> **EXERCISE AIM**:
Each entry below is to be reproduced exactly, though any pictures it holds must be omitted.

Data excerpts
BEGIN

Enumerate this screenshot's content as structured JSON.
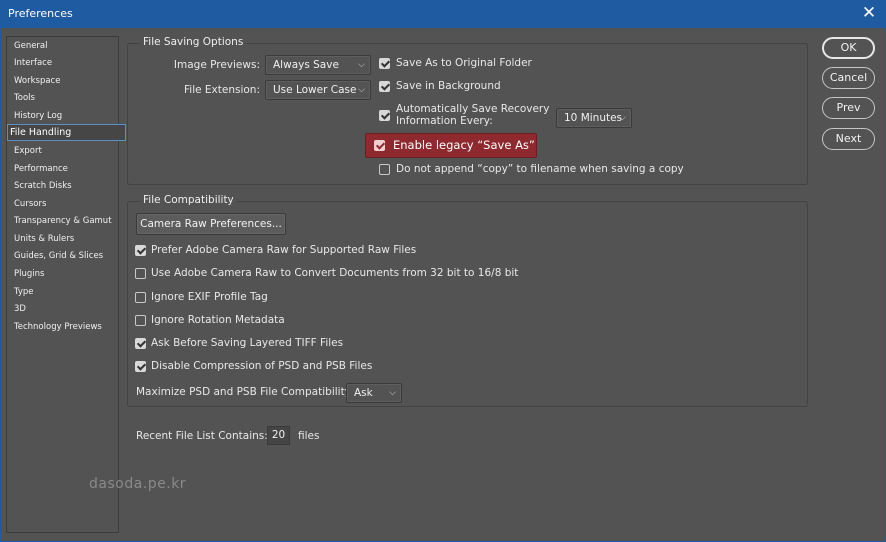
{
  "window": {
    "title": "Preferences",
    "close_glyph": "✕"
  },
  "sidebar": {
    "items": [
      {
        "label": "General"
      },
      {
        "label": "Interface"
      },
      {
        "label": "Workspace"
      },
      {
        "label": "Tools"
      },
      {
        "label": "History Log"
      },
      {
        "label": "File Handling",
        "active": true
      },
      {
        "label": "Export"
      },
      {
        "label": "Performance"
      },
      {
        "label": "Scratch Disks"
      },
      {
        "label": "Cursors"
      },
      {
        "label": "Transparency & Gamut"
      },
      {
        "label": "Units & Rulers"
      },
      {
        "label": "Guides, Grid & Slices"
      },
      {
        "label": "Plugins"
      },
      {
        "label": "Type"
      },
      {
        "label": "3D"
      },
      {
        "label": "Technology Previews"
      }
    ]
  },
  "file_saving": {
    "group_label": "File Saving Options",
    "image_previews_label": "Image Previews:",
    "image_previews_value": "Always Save",
    "file_extension_label": "File Extension:",
    "file_extension_value": "Use Lower Case",
    "save_as_original_label": "Save As to Original Folder",
    "save_as_original_checked": true,
    "save_in_background_label": "Save in Background",
    "save_in_background_checked": true,
    "auto_recovery_label_1": "Automatically Save Recovery",
    "auto_recovery_label_2": "Information Every:",
    "auto_recovery_checked": true,
    "auto_recovery_interval": "10 Minutes",
    "legacy_save_as_label": "Enable legacy “Save As”",
    "legacy_save_as_checked": true,
    "no_copy_label": "Do not append “copy” to filename when saving a copy",
    "no_copy_checked": false
  },
  "file_compat": {
    "group_label": "File Compatibility",
    "camera_raw_button": "Camera Raw Preferences...",
    "options": [
      {
        "label": "Prefer Adobe Camera Raw for Supported Raw Files",
        "checked": true
      },
      {
        "label": "Use Adobe Camera Raw to Convert Documents from 32 bit to 16/8 bit",
        "checked": false
      },
      {
        "label": "Ignore EXIF Profile Tag",
        "checked": false
      },
      {
        "label": "Ignore Rotation Metadata",
        "checked": false
      },
      {
        "label": "Ask Before Saving Layered TIFF Files",
        "checked": true
      },
      {
        "label": "Disable Compression of PSD and PSB Files",
        "checked": true
      }
    ],
    "maximize_label": "Maximize PSD and PSB File Compatibility:",
    "maximize_value": "Ask"
  },
  "recent": {
    "label": "Recent File List Contains:",
    "value": "20",
    "suffix": "files"
  },
  "buttons": {
    "ok": "OK",
    "cancel": "Cancel",
    "prev": "Prev",
    "next": "Next"
  },
  "watermark": "dasoda.pe.kr",
  "colors": {
    "titlebar": "#1e5ba0",
    "panel": "#535353",
    "highlight": "#8e2a2f",
    "selection_border": "#5b8fc7"
  }
}
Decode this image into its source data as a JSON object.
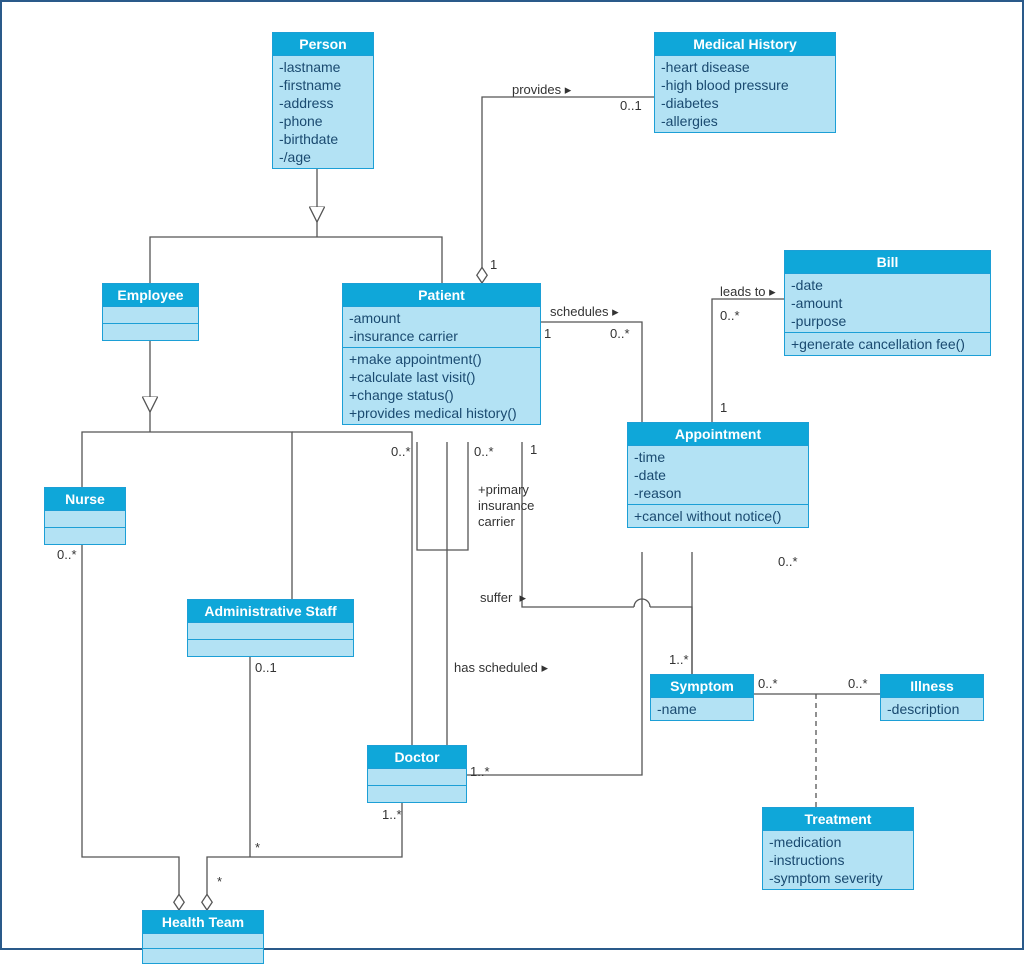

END

> **RESULT**:
Enumerate this screenshot's content as structured JSON.
{
  "window": {
    "title": "Preferences",
    "close_glyph": "✕"
  },
  "sidebar": {
    "items": [
      {
        "label": "General"
      },
      {
        "label": "Interface"
      },
      {
        "label": "Workspace"
      },
      {
        "label": "Tools"
      },
      {
        "label": "History Log"
      },
      {
        "label": "File Handling",
        "active": true
      },
      {
        "label": "Export"
      },
      {
        "label": "Performance"
      },
      {
        "label": "Scratch Disks"
      },
      {
        "label": "Cursors"
      },
      {
        "label": "Transparency & Gamut"
      },
      {
        "label": "Units & Rulers"
      },
      {
        "label": "Guides, Grid & Slices"
      },
      {
        "label": "Plugins"
      },
      {
        "label": "Type"
      },
      {
        "label": "3D"
      },
      {
        "label": "Technology Previews"
      }
    ]
  },
  "file_saving": {
    "group_label": "File Saving Options",
    "image_previews_label": "Image Previews:",
    "image_previews_value": "Always Save",
    "file_extension_label": "File Extension:",
    "file_extension_value": "Use Lower Case",
    "save_as_original_label": "Save As to Original Folder",
    "save_as_original_checked": true,
    "save_in_background_label": "Save in Background",
    "save_in_background_checked": true,
    "auto_recovery_label_1": "Automatically Save Recovery",
    "auto_recovery_label_2": "Information Every:",
    "auto_recovery_checked": true,
    "auto_recovery_interval": "10 Minutes",
    "legacy_save_as_label": "Enable legacy “Save As”",
    "legacy_save_as_checked": true,
    "no_copy_label": "Do not append “copy” to filename when saving a copy",
    "no_copy_checked": false
  },
  "file_compat": {
    "group_label": "File Compatibility",
    "camera_raw_button": "Camera Raw Preferences...",
    "options": [
      {
        "label": "Prefer Adobe Camera Raw for Supported Raw Files",
        "checked": true
      },
      {
        "label": "Use Adobe Camera Raw to Convert Documents from 32 bit to 16/8 bit",
        "checked": false
      },
      {
        "label": "Ignore EXIF Profile Tag",
        "checked": false
      },
      {
        "label": "Ignore Rotation Metadata",
        "checked": false
      },
      {
        "label": "Ask Before Saving Layered TIFF Files",
        "checked": true
      },
      {
        "label": "Disable Compression of PSD and PSB Files",
        "checked": true
      }
    ],
    "maximize_label": "Maximize PSD and PSB File Compatibility:",
    "maximize_value": "Ask"
  },
  "recent": {
    "label": "Recent File List Contains:",
    "value": "20",
    "suffix": "files"
  },
  "buttons": {
    "ok": "OK",
    "cancel": "Cancel",
    "prev": "Prev",
    "next": "Next"
  },
  "watermark": "dasoda.pe.kr",
  "colors": {
    "titlebar": "#1e5ba0",
    "panel": "#535353",
    "highlight": "#8e2a2f",
    "selection_border": "#5b8fc7"
  }
}
Decode this image into its source data as a JSON object.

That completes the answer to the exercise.